+++ DATASET EXCERPTS

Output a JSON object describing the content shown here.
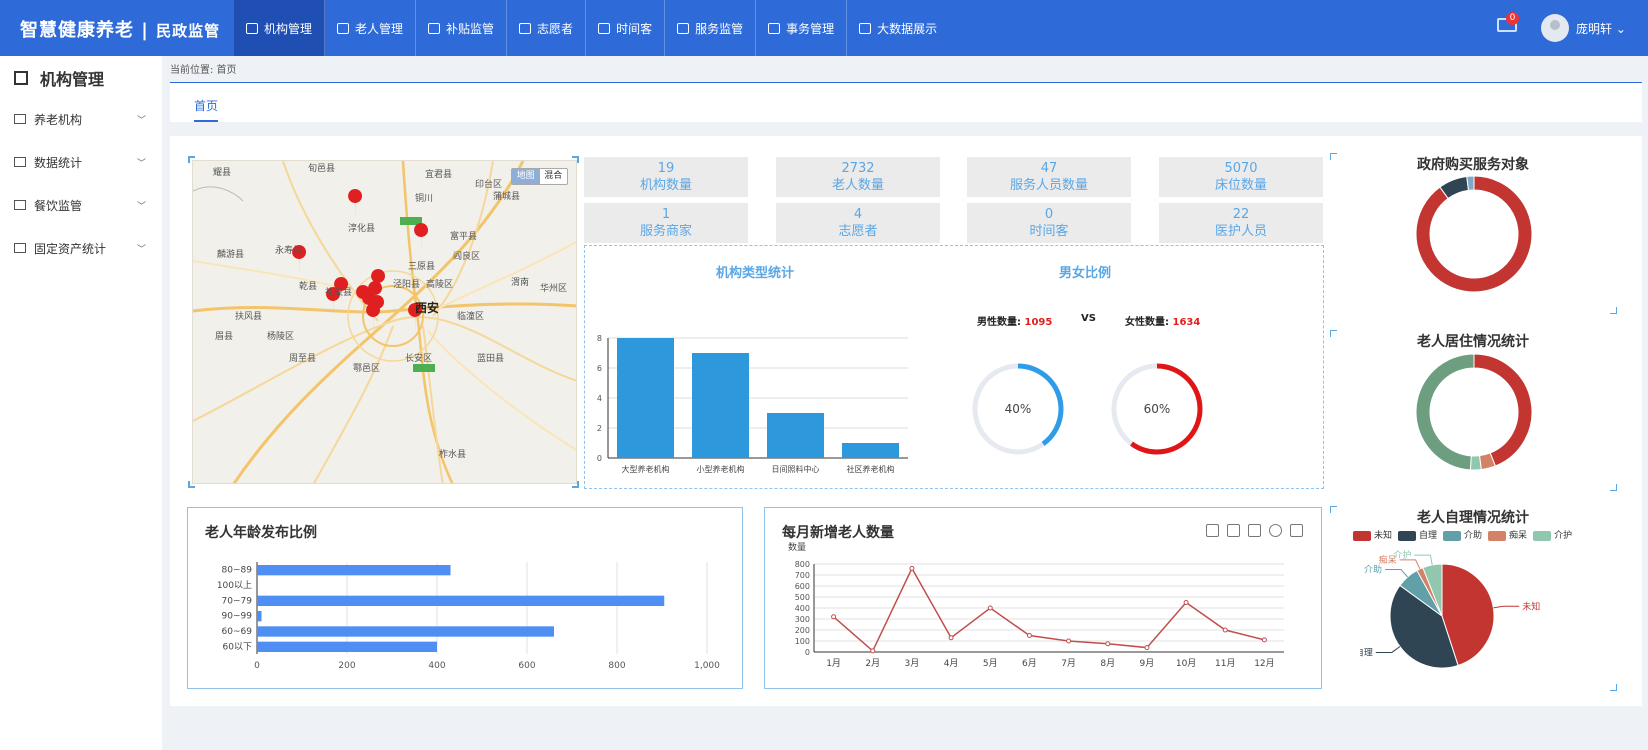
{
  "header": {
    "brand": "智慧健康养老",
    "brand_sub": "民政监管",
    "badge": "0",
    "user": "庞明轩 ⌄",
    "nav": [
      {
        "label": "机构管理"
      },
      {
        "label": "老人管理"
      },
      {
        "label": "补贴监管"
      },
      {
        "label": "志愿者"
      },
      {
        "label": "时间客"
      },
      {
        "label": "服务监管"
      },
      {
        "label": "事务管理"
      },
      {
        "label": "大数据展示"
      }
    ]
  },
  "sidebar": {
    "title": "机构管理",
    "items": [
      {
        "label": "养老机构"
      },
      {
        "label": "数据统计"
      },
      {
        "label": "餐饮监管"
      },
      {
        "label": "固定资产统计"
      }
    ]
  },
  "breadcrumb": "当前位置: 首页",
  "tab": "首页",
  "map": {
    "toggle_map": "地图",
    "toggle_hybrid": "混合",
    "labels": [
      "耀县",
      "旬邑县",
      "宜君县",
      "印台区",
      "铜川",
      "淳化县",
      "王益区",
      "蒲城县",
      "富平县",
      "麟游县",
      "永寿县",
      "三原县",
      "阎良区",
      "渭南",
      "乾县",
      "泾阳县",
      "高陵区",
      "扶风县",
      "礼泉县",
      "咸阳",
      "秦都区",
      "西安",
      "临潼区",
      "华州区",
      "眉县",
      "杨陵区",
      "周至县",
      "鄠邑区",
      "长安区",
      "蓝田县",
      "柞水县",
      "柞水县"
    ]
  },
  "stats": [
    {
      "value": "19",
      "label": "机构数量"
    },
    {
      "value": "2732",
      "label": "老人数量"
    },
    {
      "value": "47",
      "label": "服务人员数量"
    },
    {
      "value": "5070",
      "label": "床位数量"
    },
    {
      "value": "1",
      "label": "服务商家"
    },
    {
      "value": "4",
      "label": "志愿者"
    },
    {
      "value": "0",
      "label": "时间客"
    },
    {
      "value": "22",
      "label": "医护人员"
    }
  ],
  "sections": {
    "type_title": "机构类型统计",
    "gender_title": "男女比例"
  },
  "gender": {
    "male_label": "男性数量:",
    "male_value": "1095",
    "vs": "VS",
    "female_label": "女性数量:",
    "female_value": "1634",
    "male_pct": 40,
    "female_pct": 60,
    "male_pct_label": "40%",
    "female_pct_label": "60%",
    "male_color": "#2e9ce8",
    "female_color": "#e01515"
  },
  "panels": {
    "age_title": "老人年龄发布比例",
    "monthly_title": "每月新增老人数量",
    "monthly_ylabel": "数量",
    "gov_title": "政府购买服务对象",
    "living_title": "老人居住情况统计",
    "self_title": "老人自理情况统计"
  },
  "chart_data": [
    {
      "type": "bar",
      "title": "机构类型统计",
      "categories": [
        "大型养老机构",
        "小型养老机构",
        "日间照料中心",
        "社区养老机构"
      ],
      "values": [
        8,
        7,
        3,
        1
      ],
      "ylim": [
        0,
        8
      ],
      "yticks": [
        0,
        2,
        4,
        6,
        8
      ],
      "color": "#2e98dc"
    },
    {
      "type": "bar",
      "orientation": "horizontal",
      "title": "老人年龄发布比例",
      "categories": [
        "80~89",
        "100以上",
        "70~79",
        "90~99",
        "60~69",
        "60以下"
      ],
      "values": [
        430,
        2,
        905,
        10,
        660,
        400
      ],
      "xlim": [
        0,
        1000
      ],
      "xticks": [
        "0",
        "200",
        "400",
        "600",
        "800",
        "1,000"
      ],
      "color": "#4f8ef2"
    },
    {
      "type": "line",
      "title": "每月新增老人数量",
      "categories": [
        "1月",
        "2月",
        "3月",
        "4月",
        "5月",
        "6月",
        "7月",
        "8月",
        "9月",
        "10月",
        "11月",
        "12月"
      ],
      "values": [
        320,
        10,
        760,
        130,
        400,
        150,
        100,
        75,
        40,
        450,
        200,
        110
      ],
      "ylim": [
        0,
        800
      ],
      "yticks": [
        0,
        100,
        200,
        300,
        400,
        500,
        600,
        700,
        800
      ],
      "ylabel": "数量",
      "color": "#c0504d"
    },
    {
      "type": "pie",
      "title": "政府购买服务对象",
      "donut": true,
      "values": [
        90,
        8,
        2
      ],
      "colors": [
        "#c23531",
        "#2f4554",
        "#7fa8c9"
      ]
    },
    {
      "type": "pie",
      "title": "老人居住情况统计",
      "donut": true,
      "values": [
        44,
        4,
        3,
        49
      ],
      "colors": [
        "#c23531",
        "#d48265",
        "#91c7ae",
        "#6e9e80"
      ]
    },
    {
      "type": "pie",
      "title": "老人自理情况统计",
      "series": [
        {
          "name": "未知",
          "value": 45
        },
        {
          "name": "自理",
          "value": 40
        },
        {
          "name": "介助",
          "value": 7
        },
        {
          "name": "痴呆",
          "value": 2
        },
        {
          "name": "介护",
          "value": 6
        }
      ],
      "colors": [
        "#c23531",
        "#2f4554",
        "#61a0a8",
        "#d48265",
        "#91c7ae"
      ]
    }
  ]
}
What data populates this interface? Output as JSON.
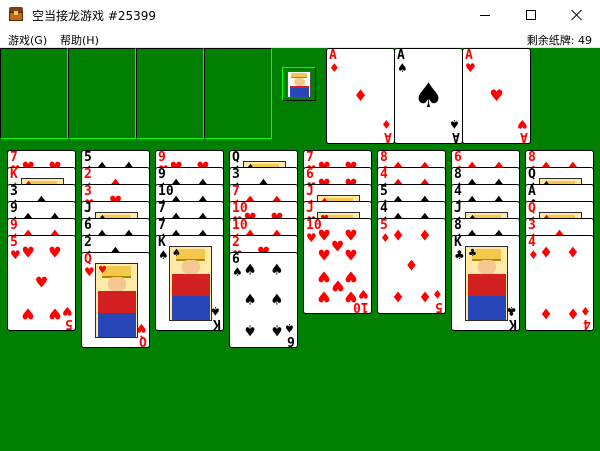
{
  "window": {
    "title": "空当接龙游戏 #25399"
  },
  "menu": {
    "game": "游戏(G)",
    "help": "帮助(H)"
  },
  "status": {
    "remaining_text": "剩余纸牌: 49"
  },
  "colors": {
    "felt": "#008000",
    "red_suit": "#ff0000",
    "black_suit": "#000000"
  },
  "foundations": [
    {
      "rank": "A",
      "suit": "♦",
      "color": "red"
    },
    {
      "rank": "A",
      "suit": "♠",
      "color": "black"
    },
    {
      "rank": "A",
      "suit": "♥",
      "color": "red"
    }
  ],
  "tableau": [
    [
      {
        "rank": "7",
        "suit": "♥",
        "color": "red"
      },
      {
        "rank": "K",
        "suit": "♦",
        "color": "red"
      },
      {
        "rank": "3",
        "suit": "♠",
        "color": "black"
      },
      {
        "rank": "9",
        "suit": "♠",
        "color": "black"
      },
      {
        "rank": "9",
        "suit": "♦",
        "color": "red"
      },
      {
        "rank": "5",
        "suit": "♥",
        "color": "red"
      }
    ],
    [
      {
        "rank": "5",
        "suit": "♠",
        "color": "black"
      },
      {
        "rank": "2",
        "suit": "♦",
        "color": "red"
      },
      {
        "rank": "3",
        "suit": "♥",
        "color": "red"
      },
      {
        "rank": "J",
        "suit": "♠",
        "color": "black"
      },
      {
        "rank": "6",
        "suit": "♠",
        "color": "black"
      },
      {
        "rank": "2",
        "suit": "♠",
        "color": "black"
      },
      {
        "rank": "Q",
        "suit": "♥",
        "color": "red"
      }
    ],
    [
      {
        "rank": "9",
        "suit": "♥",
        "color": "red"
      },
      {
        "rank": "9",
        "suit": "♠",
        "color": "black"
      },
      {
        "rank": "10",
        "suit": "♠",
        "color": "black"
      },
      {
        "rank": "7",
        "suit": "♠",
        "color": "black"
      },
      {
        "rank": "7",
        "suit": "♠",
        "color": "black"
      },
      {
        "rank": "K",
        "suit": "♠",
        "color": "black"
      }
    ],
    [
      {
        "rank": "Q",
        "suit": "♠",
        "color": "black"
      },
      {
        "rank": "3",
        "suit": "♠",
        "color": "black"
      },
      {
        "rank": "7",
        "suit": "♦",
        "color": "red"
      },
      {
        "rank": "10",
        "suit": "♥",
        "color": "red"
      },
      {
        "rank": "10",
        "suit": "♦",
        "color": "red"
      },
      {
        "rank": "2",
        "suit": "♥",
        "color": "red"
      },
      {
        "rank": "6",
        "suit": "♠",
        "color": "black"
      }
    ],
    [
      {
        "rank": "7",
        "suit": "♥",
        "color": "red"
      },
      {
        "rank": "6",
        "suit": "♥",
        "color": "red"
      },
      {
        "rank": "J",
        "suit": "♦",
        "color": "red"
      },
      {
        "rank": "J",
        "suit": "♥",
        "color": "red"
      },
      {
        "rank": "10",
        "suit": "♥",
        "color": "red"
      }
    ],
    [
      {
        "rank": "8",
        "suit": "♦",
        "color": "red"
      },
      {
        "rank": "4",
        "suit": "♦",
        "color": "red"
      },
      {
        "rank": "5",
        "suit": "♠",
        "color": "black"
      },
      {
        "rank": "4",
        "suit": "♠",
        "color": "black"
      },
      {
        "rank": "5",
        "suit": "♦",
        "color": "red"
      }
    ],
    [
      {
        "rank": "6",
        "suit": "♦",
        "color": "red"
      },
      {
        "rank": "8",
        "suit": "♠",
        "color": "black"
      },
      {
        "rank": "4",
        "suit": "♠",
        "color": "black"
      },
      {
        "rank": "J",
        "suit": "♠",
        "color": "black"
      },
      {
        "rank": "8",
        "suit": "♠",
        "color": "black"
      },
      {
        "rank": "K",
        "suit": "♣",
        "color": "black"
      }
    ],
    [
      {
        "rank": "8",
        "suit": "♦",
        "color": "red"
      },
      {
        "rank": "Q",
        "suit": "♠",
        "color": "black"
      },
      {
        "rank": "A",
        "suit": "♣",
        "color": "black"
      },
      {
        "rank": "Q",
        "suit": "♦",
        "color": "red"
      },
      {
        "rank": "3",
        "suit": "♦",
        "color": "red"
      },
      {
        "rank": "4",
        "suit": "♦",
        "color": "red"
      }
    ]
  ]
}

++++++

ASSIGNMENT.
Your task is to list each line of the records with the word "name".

WRITTEN RESPONSE.
          "name": "未知",
          "name": "自理",
          "name": "介助",
          "name": "痴呆",
          "name": "介护",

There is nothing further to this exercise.